The court further stated:

"In divorce actions the distribution of property between the parties depends on the facts and circumstances of each individual case."

The facts and circumstances to be considered include the condition, needs and conduct of the parties, and the amount of property owned by them, its nature, and the time and manner of its acquisition. Agrest v. Agrest, 75 N.D. 318, 27 N.W.2d 697 (1947).

There is some question of whether "the conduct of each during the marriage" should be considered when making a property settlement under a divorce judgment on the ground of irreconcilable differences. *363 In Novlesky v. Novlesky, 206 N.W.2d 865, 868 (N.D.1973), we answered this question:

"In property divisions, the courts of North Dakota should consider the criteria stated by this court in paragraph 7 of the syllabus in Fischer v. Fischer, 139 N.W.2d 845 (N.D.1966), including `the conduct of each during the marriage' [emphasis added]."

In the instant case, Mrs. Grant contends that she should be awarded at least an equal distribution of property. However, as Mrs. Grant points out in her brief, there is no requirement that a property division be equal in order to be equitable. Rohde v. Rohde, 154 N.W.2d 385 (N.D.1967). In Novlesky, supra, at syllabus 4, this court held:
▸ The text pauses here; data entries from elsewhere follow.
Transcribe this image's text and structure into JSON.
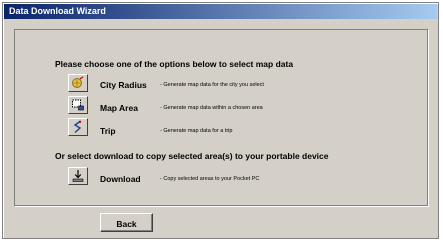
{
  "window": {
    "title": "Data Download Wizard"
  },
  "main": {
    "heading": "Please choose one of the options below to select map data",
    "options": [
      {
        "icon": "globe-pin-icon",
        "label": "City Radius",
        "description": "- Generate map data for the city you select"
      },
      {
        "icon": "map-area-icon",
        "label": "Map Area",
        "description": "- Generate map data within a chosen area"
      },
      {
        "icon": "route-icon",
        "label": "Trip",
        "description": "- Generate map data for a trip"
      }
    ],
    "download_heading": "Or select download to copy selected area(s) to your portable device",
    "download": {
      "icon": "download-icon",
      "label": "Download",
      "description": "- Copy selected areas to your Pocket PC"
    }
  },
  "footer": {
    "back_label": "Back"
  },
  "colors": {
    "titlebar_start": "#0a246a",
    "titlebar_end": "#a6caf0",
    "face": "#d4d0c8"
  }
}
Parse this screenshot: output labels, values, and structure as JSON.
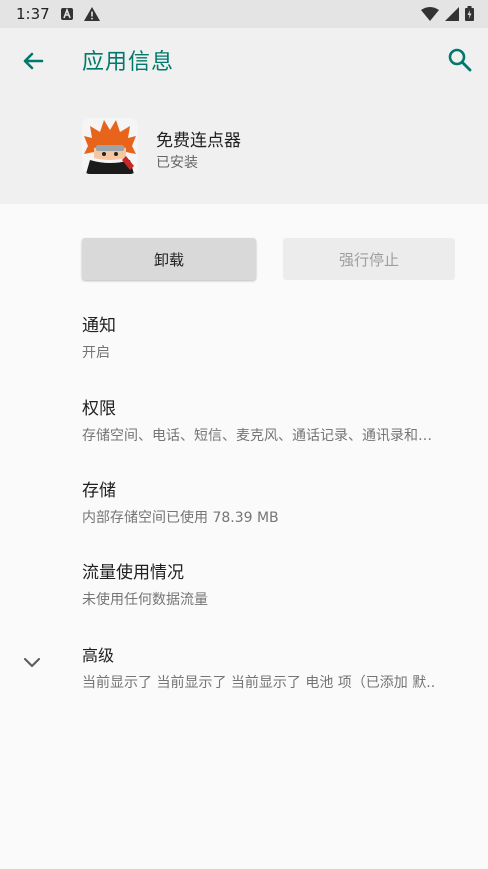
{
  "status_bar": {
    "time": "1:37",
    "icons": [
      "notification-a-icon",
      "warning-icon",
      "wifi-icon",
      "signal-icon",
      "battery-icon"
    ]
  },
  "header": {
    "title": "应用信息",
    "app_name": "免费连点器",
    "app_status": "已安装"
  },
  "buttons": {
    "uninstall": "卸载",
    "force_stop": "强行停止"
  },
  "items": [
    {
      "title": "通知",
      "subtitle": "开启"
    },
    {
      "title": "权限",
      "subtitle": "存储空间、电话、短信、麦克风、通话记录、通讯录和…"
    },
    {
      "title": "存储",
      "subtitle": "内部存储空间已使用 78.39 MB"
    },
    {
      "title": "流量使用情况",
      "subtitle": "未使用任何数据流量"
    },
    {
      "title": "高级",
      "subtitle": "当前显示了 当前显示了 当前显示了 电池 项（已添加 默.."
    }
  ],
  "colors": {
    "accent": "#00796b",
    "header_bg": "#f0f0f0",
    "page_bg": "#fafafa"
  }
}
"A finding that a particular division of property between the parties to a divorce action is equitable is appropriately dealt with on appeal as a finding of fact. Consequently, a review of this finding is limited to a determination of whether or not it is `clearly erroneous' within the purview of Rule 52(a), N.D.R.Civ.P."

We hold that the findings for the division of property in the instant case adhere to the Fischer guidelines and were not clearly erroneous within the purview of Rule 52(a), N.D.R.Civ.P.

For reasons stated in this opinion, the judgment is affirmed.

ERICKSTAD, C.J., and PAULSON, VOGEL and SAND, JJ., concur.